Exercise. Restate the records so that not a single word differs.

Data to process.
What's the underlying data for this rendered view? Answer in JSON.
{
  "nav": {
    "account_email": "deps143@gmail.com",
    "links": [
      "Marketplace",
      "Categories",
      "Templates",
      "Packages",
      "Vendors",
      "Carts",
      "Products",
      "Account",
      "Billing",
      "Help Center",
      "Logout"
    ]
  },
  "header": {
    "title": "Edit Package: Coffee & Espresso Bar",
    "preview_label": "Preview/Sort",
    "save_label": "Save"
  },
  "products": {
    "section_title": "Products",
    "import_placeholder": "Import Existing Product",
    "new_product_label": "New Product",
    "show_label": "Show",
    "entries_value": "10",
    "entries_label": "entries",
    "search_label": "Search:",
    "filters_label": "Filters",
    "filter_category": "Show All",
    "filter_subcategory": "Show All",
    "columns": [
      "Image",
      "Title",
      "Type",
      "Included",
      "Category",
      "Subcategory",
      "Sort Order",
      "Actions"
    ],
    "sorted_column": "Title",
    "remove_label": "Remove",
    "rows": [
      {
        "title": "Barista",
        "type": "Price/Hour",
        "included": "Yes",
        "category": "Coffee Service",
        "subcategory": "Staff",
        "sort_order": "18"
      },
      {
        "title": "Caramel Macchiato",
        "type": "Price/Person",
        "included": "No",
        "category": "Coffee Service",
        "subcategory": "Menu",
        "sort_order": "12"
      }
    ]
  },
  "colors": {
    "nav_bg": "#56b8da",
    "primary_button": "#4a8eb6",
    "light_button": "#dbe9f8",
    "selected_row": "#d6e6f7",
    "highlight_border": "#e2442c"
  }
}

Answer area.
What's the underlying data for this rendered view? Answer in JSON.
{
  "nav": {
    "account_email": "deps143@gmail.com",
    "links": [
      "Marketplace",
      "Categories",
      "Templates",
      "Packages",
      "Vendors",
      "Carts",
      "Products",
      "Account",
      "Billing",
      "Help Center",
      "Logout"
    ]
  },
  "header": {
    "title": "Edit Package: Coffee & Espresso Bar",
    "preview_label": "Preview/Sort",
    "save_label": "Save"
  },
  "products": {
    "section_title": "Products",
    "import_placeholder": "Import Existing Product",
    "new_product_label": "New Product",
    "show_label": "Show",
    "entries_value": "10",
    "entries_label": "entries",
    "search_label": "Search:",
    "filters_label": "Filters",
    "filter_category": "Show All",
    "filter_subcategory": "Show All",
    "columns": [
      "Image",
      "Title",
      "Type",
      "Included",
      "Category",
      "Subcategory",
      "Sort Order",
      "Actions"
    ],
    "sorted_column": "Title",
    "remove_label": "Remove",
    "rows": [
      {
        "title": "Barista",
        "type": "Price/Hour",
        "included": "Yes",
        "category": "Coffee Service",
        "subcategory": "Staff",
        "sort_order": "18"
      },
      {
        "title": "Caramel Macchiato",
        "type": "Price/Person",
        "included": "No",
        "category": "Coffee Service",
        "subcategory": "Menu",
        "sort_order": "12"
      }
    ]
  },
  "colors": {
    "nav_bg": "#56b8da",
    "primary_button": "#4a8eb6",
    "light_button": "#dbe9f8",
    "selected_row": "#d6e6f7",
    "highlight_border": "#e2442c"
  }
}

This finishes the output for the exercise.